═════ Data extracts ═════

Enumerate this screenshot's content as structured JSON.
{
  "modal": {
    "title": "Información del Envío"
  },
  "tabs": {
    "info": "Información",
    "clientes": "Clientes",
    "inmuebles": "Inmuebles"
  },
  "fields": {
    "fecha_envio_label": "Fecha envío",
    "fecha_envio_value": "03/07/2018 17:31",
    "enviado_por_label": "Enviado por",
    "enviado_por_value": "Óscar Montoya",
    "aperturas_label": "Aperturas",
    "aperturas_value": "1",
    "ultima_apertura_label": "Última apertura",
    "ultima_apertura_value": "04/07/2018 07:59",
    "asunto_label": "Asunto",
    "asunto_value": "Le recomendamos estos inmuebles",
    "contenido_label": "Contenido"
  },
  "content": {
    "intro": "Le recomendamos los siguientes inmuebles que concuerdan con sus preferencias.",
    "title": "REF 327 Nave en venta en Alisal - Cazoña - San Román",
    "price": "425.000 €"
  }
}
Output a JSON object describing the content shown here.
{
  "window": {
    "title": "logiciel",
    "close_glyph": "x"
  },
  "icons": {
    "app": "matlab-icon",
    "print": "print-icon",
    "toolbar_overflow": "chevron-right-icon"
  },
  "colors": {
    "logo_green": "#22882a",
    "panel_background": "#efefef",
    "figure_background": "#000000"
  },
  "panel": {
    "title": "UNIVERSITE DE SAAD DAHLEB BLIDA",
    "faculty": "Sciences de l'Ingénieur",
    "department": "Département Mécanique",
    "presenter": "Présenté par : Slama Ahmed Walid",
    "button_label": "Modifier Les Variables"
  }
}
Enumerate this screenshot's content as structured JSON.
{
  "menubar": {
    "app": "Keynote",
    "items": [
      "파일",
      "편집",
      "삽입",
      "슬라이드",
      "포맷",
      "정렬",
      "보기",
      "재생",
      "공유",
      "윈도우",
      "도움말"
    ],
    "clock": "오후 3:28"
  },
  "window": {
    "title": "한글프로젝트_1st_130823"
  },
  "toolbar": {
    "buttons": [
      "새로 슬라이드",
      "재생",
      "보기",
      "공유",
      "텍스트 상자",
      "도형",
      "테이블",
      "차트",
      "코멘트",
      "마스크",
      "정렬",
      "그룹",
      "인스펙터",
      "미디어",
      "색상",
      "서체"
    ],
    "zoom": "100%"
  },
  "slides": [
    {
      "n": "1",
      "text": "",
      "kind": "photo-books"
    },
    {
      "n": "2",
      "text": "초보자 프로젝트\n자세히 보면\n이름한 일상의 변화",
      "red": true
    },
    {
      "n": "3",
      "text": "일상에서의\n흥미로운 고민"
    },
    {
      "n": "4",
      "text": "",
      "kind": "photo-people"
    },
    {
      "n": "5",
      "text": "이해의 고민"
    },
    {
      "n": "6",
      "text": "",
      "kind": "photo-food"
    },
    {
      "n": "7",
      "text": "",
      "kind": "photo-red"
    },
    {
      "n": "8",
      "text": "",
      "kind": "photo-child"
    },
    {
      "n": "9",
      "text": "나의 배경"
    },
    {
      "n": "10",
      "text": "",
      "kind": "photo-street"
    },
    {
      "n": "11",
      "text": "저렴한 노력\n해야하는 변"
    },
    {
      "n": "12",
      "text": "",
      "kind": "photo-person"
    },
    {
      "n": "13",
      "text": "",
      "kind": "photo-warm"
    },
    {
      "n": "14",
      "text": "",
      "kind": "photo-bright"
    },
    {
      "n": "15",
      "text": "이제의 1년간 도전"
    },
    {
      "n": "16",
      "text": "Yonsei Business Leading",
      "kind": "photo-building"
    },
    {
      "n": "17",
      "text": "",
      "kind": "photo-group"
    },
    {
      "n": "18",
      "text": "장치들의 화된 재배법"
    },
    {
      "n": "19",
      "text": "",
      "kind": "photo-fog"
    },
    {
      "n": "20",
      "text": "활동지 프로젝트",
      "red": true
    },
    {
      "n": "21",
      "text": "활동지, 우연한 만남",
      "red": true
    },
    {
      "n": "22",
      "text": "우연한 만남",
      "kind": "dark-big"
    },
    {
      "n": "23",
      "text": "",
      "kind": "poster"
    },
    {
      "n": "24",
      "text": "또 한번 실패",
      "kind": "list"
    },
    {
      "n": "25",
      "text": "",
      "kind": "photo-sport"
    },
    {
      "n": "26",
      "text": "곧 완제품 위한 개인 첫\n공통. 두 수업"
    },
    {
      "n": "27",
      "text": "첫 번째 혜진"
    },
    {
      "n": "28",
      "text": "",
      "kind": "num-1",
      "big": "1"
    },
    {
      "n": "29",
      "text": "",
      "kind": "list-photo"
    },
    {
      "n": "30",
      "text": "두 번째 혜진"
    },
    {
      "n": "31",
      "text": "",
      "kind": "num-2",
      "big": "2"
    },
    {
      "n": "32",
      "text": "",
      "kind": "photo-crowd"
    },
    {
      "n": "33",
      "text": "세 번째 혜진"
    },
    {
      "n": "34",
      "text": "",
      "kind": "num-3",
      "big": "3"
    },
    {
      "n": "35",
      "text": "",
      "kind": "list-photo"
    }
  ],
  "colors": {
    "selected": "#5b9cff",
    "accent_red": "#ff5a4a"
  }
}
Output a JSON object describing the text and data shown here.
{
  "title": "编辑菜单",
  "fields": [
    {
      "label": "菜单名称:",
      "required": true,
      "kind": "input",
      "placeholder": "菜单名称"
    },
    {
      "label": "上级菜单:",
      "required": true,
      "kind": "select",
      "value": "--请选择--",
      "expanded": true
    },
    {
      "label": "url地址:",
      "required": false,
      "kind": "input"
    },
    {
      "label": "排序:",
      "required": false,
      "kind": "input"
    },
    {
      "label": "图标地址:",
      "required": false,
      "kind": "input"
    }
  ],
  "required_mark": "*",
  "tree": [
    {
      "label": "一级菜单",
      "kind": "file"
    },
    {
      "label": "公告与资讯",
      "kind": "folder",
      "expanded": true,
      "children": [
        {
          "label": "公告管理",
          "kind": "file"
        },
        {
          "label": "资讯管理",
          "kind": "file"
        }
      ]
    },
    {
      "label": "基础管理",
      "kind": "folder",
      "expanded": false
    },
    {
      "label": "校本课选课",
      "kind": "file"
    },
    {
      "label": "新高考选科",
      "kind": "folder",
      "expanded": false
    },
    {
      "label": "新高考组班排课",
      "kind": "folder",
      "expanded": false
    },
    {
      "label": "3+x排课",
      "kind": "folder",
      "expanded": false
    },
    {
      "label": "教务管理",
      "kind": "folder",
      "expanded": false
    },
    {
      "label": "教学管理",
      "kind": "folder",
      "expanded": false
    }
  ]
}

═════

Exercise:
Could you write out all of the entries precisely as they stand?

Exercise output:
Enumerate this screenshot's content as structured JSON.
{
  "modal": {
    "title": "Información del Envío"
  },
  "tabs": {
    "info": "Información",
    "clientes": "Clientes",
    "inmuebles": "Inmuebles"
  },
  "fields": {
    "fecha_envio_label": "Fecha envío",
    "fecha_envio_value": "03/07/2018 17:31",
    "enviado_por_label": "Enviado por",
    "enviado_por_value": "Óscar Montoya",
    "aperturas_label": "Aperturas",
    "aperturas_value": "1",
    "ultima_apertura_label": "Última apertura",
    "ultima_apertura_value": "04/07/2018 07:59",
    "asunto_label": "Asunto",
    "asunto_value": "Le recomendamos estos inmuebles",
    "contenido_label": "Contenido"
  },
  "content": {
    "intro": "Le recomendamos los siguientes inmuebles que concuerdan con sus preferencias.",
    "title": "REF 327 Nave en venta en Alisal - Cazoña - San Román",
    "price": "425.000 €"
  }
}
Output a JSON object describing the content shown here.
{
  "window": {
    "title": "logiciel",
    "close_glyph": "x"
  },
  "icons": {
    "app": "matlab-icon",
    "print": "print-icon",
    "toolbar_overflow": "chevron-right-icon"
  },
  "colors": {
    "logo_green": "#22882a",
    "panel_background": "#efefef",
    "figure_background": "#000000"
  },
  "panel": {
    "title": "UNIVERSITE DE SAAD DAHLEB BLIDA",
    "faculty": "Sciences de l'Ingénieur",
    "department": "Département Mécanique",
    "presenter": "Présenté par : Slama Ahmed Walid",
    "button_label": "Modifier Les Variables"
  }
}
Enumerate this screenshot's content as structured JSON.
{
  "menubar": {
    "app": "Keynote",
    "items": [
      "파일",
      "편집",
      "삽입",
      "슬라이드",
      "포맷",
      "정렬",
      "보기",
      "재생",
      "공유",
      "윈도우",
      "도움말"
    ],
    "clock": "오후 3:28"
  },
  "window": {
    "title": "한글프로젝트_1st_130823"
  },
  "toolbar": {
    "buttons": [
      "새로 슬라이드",
      "재생",
      "보기",
      "공유",
      "텍스트 상자",
      "도형",
      "테이블",
      "차트",
      "코멘트",
      "마스크",
      "정렬",
      "그룹",
      "인스펙터",
      "미디어",
      "색상",
      "서체"
    ],
    "zoom": "100%"
  },
  "slides": [
    {
      "n": "1",
      "text": "",
      "kind": "photo-books"
    },
    {
      "n": "2",
      "text": "초보자 프로젝트\n자세히 보면\n이름한 일상의 변화",
      "red": true
    },
    {
      "n": "3",
      "text": "일상에서의\n흥미로운 고민"
    },
    {
      "n": "4",
      "text": "",
      "kind": "photo-people"
    },
    {
      "n": "5",
      "text": "이해의 고민"
    },
    {
      "n": "6",
      "text": "",
      "kind": "photo-food"
    },
    {
      "n": "7",
      "text": "",
      "kind": "photo-red"
    },
    {
      "n": "8",
      "text": "",
      "kind": "photo-child"
    },
    {
      "n": "9",
      "text": "나의 배경"
    },
    {
      "n": "10",
      "text": "",
      "kind": "photo-street"
    },
    {
      "n": "11",
      "text": "저렴한 노력\n해야하는 변"
    },
    {
      "n": "12",
      "text": "",
      "kind": "photo-person"
    },
    {
      "n": "13",
      "text": "",
      "kind": "photo-warm"
    },
    {
      "n": "14",
      "text": "",
      "kind": "photo-bright"
    },
    {
      "n": "15",
      "text": "이제의 1년간 도전"
    },
    {
      "n": "16",
      "text": "Yonsei Business Leading",
      "kind": "photo-building"
    },
    {
      "n": "17",
      "text": "",
      "kind": "photo-group"
    },
    {
      "n": "18",
      "text": "장치들의 화된 재배법"
    },
    {
      "n": "19",
      "text": "",
      "kind": "photo-fog"
    },
    {
      "n": "20",
      "text": "활동지 프로젝트",
      "red": true
    },
    {
      "n": "21",
      "text": "활동지, 우연한 만남",
      "red": true
    },
    {
      "n": "22",
      "text": "우연한 만남",
      "kind": "dark-big"
    },
    {
      "n": "23",
      "text": "",
      "kind": "poster"
    },
    {
      "n": "24",
      "text": "또 한번 실패",
      "kind": "list"
    },
    {
      "n": "25",
      "text": "",
      "kind": "photo-sport"
    },
    {
      "n": "26",
      "text": "곧 완제품 위한 개인 첫\n공통. 두 수업"
    },
    {
      "n": "27",
      "text": "첫 번째 혜진"
    },
    {
      "n": "28",
      "text": "",
      "kind": "num-1",
      "big": "1"
    },
    {
      "n": "29",
      "text": "",
      "kind": "list-photo"
    },
    {
      "n": "30",
      "text": "두 번째 혜진"
    },
    {
      "n": "31",
      "text": "",
      "kind": "num-2",
      "big": "2"
    },
    {
      "n": "32",
      "text": "",
      "kind": "photo-crowd"
    },
    {
      "n": "33",
      "text": "세 번째 혜진"
    },
    {
      "n": "34",
      "text": "",
      "kind": "num-3",
      "big": "3"
    },
    {
      "n": "35",
      "text": "",
      "kind": "list-photo"
    }
  ],
  "colors": {
    "selected": "#5b9cff",
    "accent_red": "#ff5a4a"
  }
}
Output a JSON object describing the text and data shown here.
{
  "title": "编辑菜单",
  "fields": [
    {
      "label": "菜单名称:",
      "required": true,
      "kind": "input",
      "placeholder": "菜单名称"
    },
    {
      "label": "上级菜单:",
      "required": true,
      "kind": "select",
      "value": "--请选择--",
      "expanded": true
    },
    {
      "label": "url地址:",
      "required": false,
      "kind": "input"
    },
    {
      "label": "排序:",
      "required": false,
      "kind": "input"
    },
    {
      "label": "图标地址:",
      "required": false,
      "kind": "input"
    }
  ],
  "required_mark": "*",
  "tree": [
    {
      "label": "一级菜单",
      "kind": "file"
    },
    {
      "label": "公告与资讯",
      "kind": "folder",
      "expanded": true,
      "children": [
        {
          "label": "公告管理",
          "kind": "file"
        },
        {
          "label": "资讯管理",
          "kind": "file"
        }
      ]
    },
    {
      "label": "基础管理",
      "kind": "folder",
      "expanded": false
    },
    {
      "label": "校本课选课",
      "kind": "file"
    },
    {
      "label": "新高考选科",
      "kind": "folder",
      "expanded": false
    },
    {
      "label": "新高考组班排课",
      "kind": "folder",
      "expanded": false
    },
    {
      "label": "3+x排课",
      "kind": "folder",
      "expanded": false
    },
    {
      "label": "教务管理",
      "kind": "folder",
      "expanded": false
    },
    {
      "label": "教学管理",
      "kind": "folder",
      "expanded": false
    }
  ]
}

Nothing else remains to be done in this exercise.